What are they wanting to hide?
The free flow of information and ideas is essential to a free society. Stifling awareness and discussion does not make the problems of an unsafe food supply or of animal cruelty and suffering go away. Legislators should focus on enacting animal welfare reforms, not on hiding what is occurring behind closed doors.
Bills aiming to lessen abuses at Minnesota’s commercial dog and cat breeding facilities have languished for years- there are no state laws regulating this industry in Minnesota. Yet, instead of taking serious steps to address puppy and kitten mill cruelty, some lawmakers are choosing to shield commercial dog and cat breeders from public scrutiny. Minnesota legislators who do not support the Commercial Dog and Cat Breeder Bill insist the humane community use ‘exiting laws’ to regulate the dog and cat breeding industry. How is it possible to use ‘existing law’, which requires finding and documenting inhumane conditions at puppy and kitten mills, if it is made a criminal offense to do an undercover investigation and publish the results?
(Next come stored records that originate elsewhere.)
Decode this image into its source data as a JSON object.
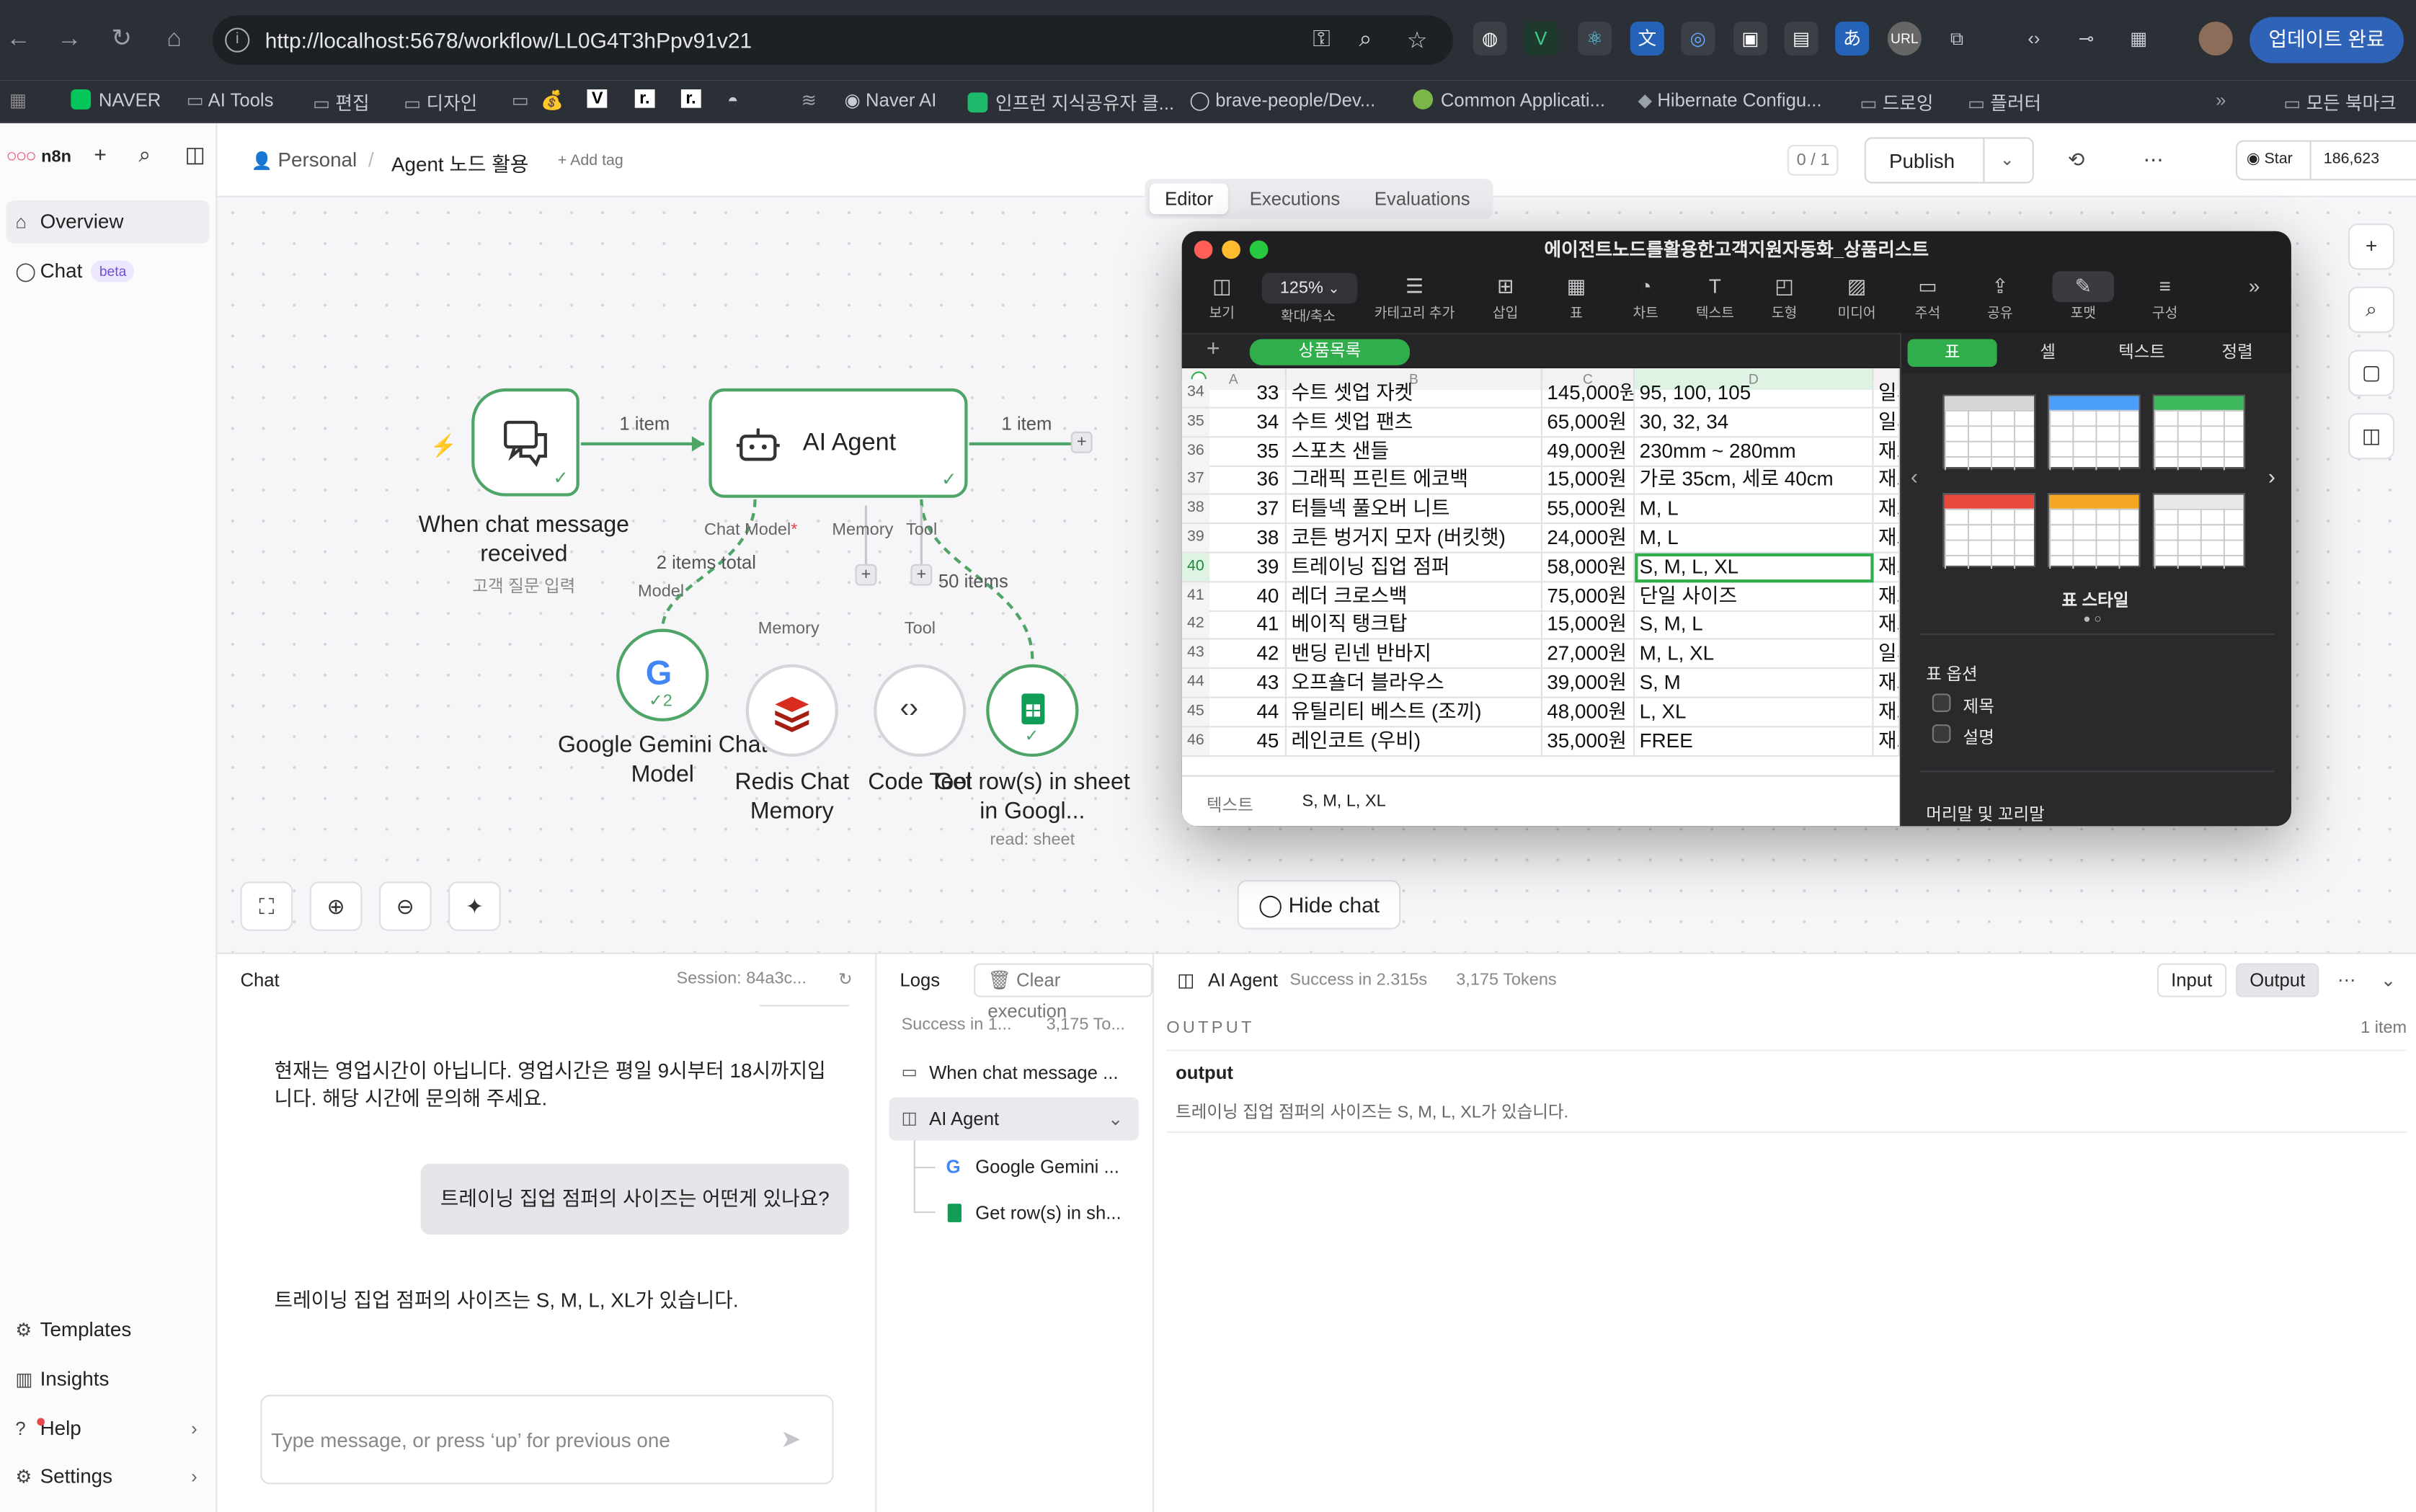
{
  "browser": {
    "url": "http://localhost:5678/workflow/LL0G4T3hPpv91v21",
    "update_button": "업데이트 완료",
    "bookmarks": [
      {
        "label": "NAVER",
        "color": "#03c75a"
      },
      {
        "label": "AI Tools",
        "color": "#8a8f98"
      },
      {
        "label": "편집",
        "color": "#8a8f98"
      },
      {
        "label": "디자인",
        "color": "#8a8f98"
      },
      {
        "label": "Naver AI",
        "color": "#9aa0a8"
      },
      {
        "label": "인프런 지식공유자 클...",
        "color": "#1fb96c"
      },
      {
        "label": "brave-people/Dev...",
        "color": "#cccccc"
      },
      {
        "label": "Common Applicati...",
        "color": "#7ab648"
      },
      {
        "label": "Hibernate Configu...",
        "color": "#8a8f98"
      },
      {
        "label": "드로잉",
        "color": "#8a8f98"
      },
      {
        "label": "플러터",
        "color": "#8a8f98"
      }
    ],
    "bookmark_other": "모든 북마크"
  },
  "sidebar": {
    "logo": "n8n",
    "top_items": [
      {
        "label": "Overview",
        "icon": "home-icon"
      },
      {
        "label": "Chat",
        "icon": "chat-icon",
        "badge": "beta"
      }
    ],
    "bottom_items": [
      {
        "label": "Templates",
        "icon": "templates-icon"
      },
      {
        "label": "Insights",
        "icon": "insights-icon"
      },
      {
        "label": "Help",
        "icon": "help-icon"
      },
      {
        "label": "Settings",
        "icon": "settings-icon"
      }
    ]
  },
  "header": {
    "project": "Personal",
    "workflow_name": "Agent 노드 활용",
    "add_tag": "+ Add tag",
    "counter": "0 / 1",
    "publish": "Publish",
    "github_star": "Star",
    "github_count": "186,623",
    "tabs": [
      "Editor",
      "Executions",
      "Evaluations"
    ]
  },
  "canvas": {
    "trigger": {
      "title": "When chat message received",
      "subtitle": "고객 질문 입력"
    },
    "agent": {
      "title": "AI Agent"
    },
    "edges": {
      "left": "1 item",
      "right": "1 item"
    },
    "ports": {
      "chat_model": "Chat Model",
      "chat_model_required": "*",
      "memory": "Memory",
      "tool": "Tool"
    },
    "edge_labels": {
      "model_items": "2 items total",
      "tool_items": "50 items"
    },
    "subs": [
      {
        "title": "Google Gemini Chat Model",
        "port": "Model",
        "badge": "2"
      },
      {
        "title": "Redis Chat Memory",
        "port": "Memory"
      },
      {
        "title": "Code Tool",
        "port": "Tool"
      },
      {
        "title": "Get row(s) in sheet in Googl...",
        "sub": "read: sheet"
      }
    ],
    "hide_chat": "Hide chat"
  },
  "numbers": {
    "title": "에이전트노드를활용한고객지원자동화_상품리스트",
    "zoom": "125%",
    "toolbar": [
      "보기",
      "확대/축소",
      "카테고리 추가",
      "삽입",
      "표",
      "차트",
      "텍스트",
      "도형",
      "미디어",
      "주석",
      "공유",
      "포맷",
      "구성"
    ],
    "sheet_tab": "상품목록",
    "columns": [
      "A",
      "B",
      "C",
      "D"
    ],
    "rows": [
      {
        "n": "34",
        "id": "33",
        "name": "수트 셋업 자켓",
        "price": "145,000원",
        "size": "95, 100, 105",
        "e": "일시"
      },
      {
        "n": "35",
        "id": "34",
        "name": "수트 셋업 팬츠",
        "price": "65,000원",
        "size": "30, 32, 34",
        "e": "일시"
      },
      {
        "n": "36",
        "id": "35",
        "name": "스포츠 샌들",
        "price": "49,000원",
        "size": "230mm ~ 280mm",
        "e": "재고"
      },
      {
        "n": "37",
        "id": "36",
        "name": "그래픽 프린트 에코백",
        "price": "15,000원",
        "size": "가로 35cm, 세로 40cm",
        "e": "재고"
      },
      {
        "n": "38",
        "id": "37",
        "name": "터틀넥 풀오버 니트",
        "price": "55,000원",
        "size": "M, L",
        "e": "재고"
      },
      {
        "n": "39",
        "id": "38",
        "name": "코튼 벙거지 모자 (버킷햇)",
        "price": "24,000원",
        "size": "M, L",
        "e": "재고"
      },
      {
        "n": "40",
        "id": "39",
        "name": "트레이닝 집업 점퍼",
        "price": "58,000원",
        "size": "S, M, L, XL",
        "e": "재고"
      },
      {
        "n": "41",
        "id": "40",
        "name": "레더 크로스백",
        "price": "75,000원",
        "size": "단일 사이즈",
        "e": "재고"
      },
      {
        "n": "42",
        "id": "41",
        "name": "베이직 탱크탑",
        "price": "15,000원",
        "size": "S, M, L",
        "e": "재고"
      },
      {
        "n": "43",
        "id": "42",
        "name": "밴딩 린넨 반바지",
        "price": "27,000원",
        "size": "M, L, XL",
        "e": "일시"
      },
      {
        "n": "44",
        "id": "43",
        "name": "오프숄더 블라우스",
        "price": "39,000원",
        "size": "S, M",
        "e": "재고"
      },
      {
        "n": "45",
        "id": "44",
        "name": "유틸리티 베스트 (조끼)",
        "price": "48,000원",
        "size": "L, XL",
        "e": "재고"
      },
      {
        "n": "46",
        "id": "45",
        "name": "레인코트 (우비)",
        "price": "35,000원",
        "size": "FREE",
        "e": "재고"
      }
    ],
    "formula_label": "텍스트",
    "formula_value": "S, M, L, XL",
    "panel_tabs": [
      "표",
      "셀",
      "텍스트",
      "정렬"
    ],
    "table_style_label": "표 스타일",
    "table_options_label": "표 옵션",
    "options": [
      "제목",
      "설명"
    ],
    "header_footer_label": "머리말 및 꼬리말"
  },
  "chat": {
    "title": "Chat",
    "session": "Session: 84a3c...",
    "messages": {
      "bot1": "현재는 영업시간이 아닙니다. 영업시간은 평일 9시부터 18시까지입니다. 해당 시간에 문의해 주세요.",
      "user": "트레이닝 집업 점퍼의 사이즈는 어떤게 있나요?",
      "bot2": "트레이닝 집업 점퍼의 사이즈는 S, M, L, XL가 있습니다."
    },
    "placeholder": "Type message, or press ‘up’ for previous one"
  },
  "logs": {
    "title": "Logs",
    "clear": "Clear execution",
    "summary_status": "Success in 1...",
    "summary_tokens": "3,175 To...",
    "items": [
      "When chat message ...",
      "AI Agent"
    ],
    "children": [
      "Google Gemini ...",
      "Get row(s) in sh..."
    ]
  },
  "output": {
    "node": "AI Agent",
    "status": "Success in 2.315s",
    "tokens": "3,175 Tokens",
    "input_btn": "Input",
    "output_btn": "Output",
    "heading": "OUTPUT",
    "count": "1 item",
    "field": "output",
    "value": "트레이닝 집업 점퍼의 사이즈는 S, M, L, XL가 있습니다."
  },
  "colors": {
    "n8n_pink": "#ea4b71",
    "node_green": "#4ea567",
    "numbers_green": "#2fae4b"
  }
}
Responsible agriculture producers should welcome transparency regarding their animal welfare and food safety practices. Agriculture producers are ultimately responsible to the millions of consumers who buy their food, and they should not try to quell public discussion and discourse on these practices.